"If 'The Head' portion of Rob Hopkins' book, The Transition Handbook: From Oil Dependency to Local Resilience, educates people on the combined effects of climate change and peak oil in our lives, 'The Heart' advocates the importance of compassionately leading people into an uncertain future. Influenced by Richard Heinberg's book Powerdown: Options and Actions for a Post-Carbon World, Hopkins uses recent events like the 2000 UK truck drivers' dispute to make his point that without oil the country was "a day away from food rationing and civil unrest." He cites psychologists D.D. Winter and S.M. Kroger who in their book The Psychology of Environmental Problems, warn that 'Damaged trust can lead to four neurotic reactions: narcissism, depression, paranoia, and compulsion.' Hopkins argues a nation suffering from what he calls "Post Petroleum Stress Disorder" will not be able to cope with uncertainty. Hopkins advocates addiction recovery methods to help wean ourselves off of oil dependency (no wonder his plan has 12 steps), reclaim our well-being and a sense of control over our lives.
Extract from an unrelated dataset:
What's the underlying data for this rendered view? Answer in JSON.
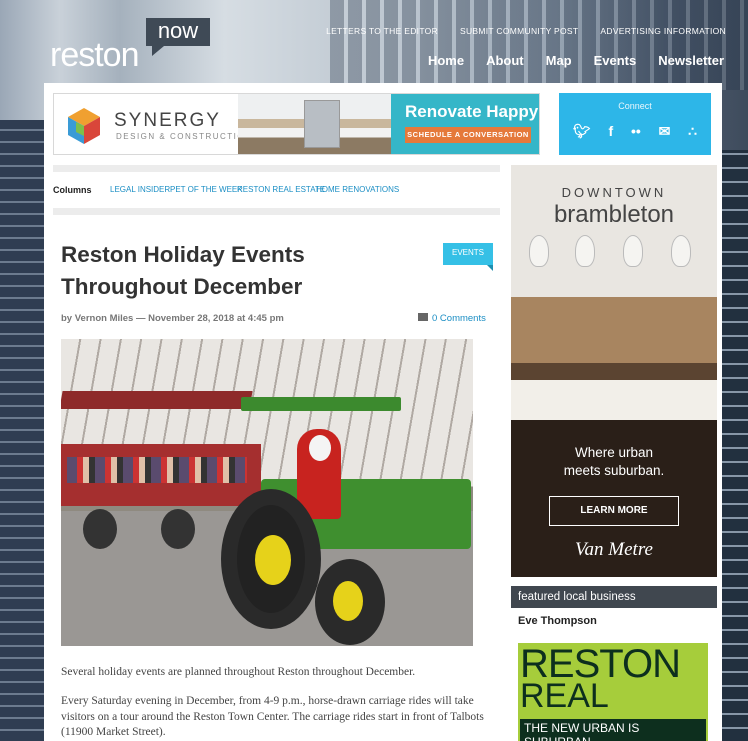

"...After conducting their Community Oil Vulnerability Audit, Transition members in Totnes, guided by Hopkins, drafted an Energy Descent Action Plan, a modern-day Declaration of Independence. The first EDAP was concocted by Hopkins in Kinsale, Ireland, in 2005. The Gourmet Capital of Ireland, '90% of the food consumed within Kinsale comes from outside the area,' he writes. The plan looks at Kinsale's current state of oil dependency, then fleshes out in intricate detail an optimum vision of what Kinsale should be in 20 years and outlines the practical steps to achieve it. Flash forward to 2021 and 'all landscaping in the town comprises of edible plants, fruit trees line the streets, all parks and greens have become food forests. Lawns are a thing of the past.' Kinsale has its own currency and is in a position to independently fund local community services and initiatives, has car-sharing clubs and ride-sharing bulletin boards, alternative and conventional medicine for all and from underachieving and bored, youth has become 'empowered, skilled and focused.'"

~Frankie Colmane (Read the full story here.)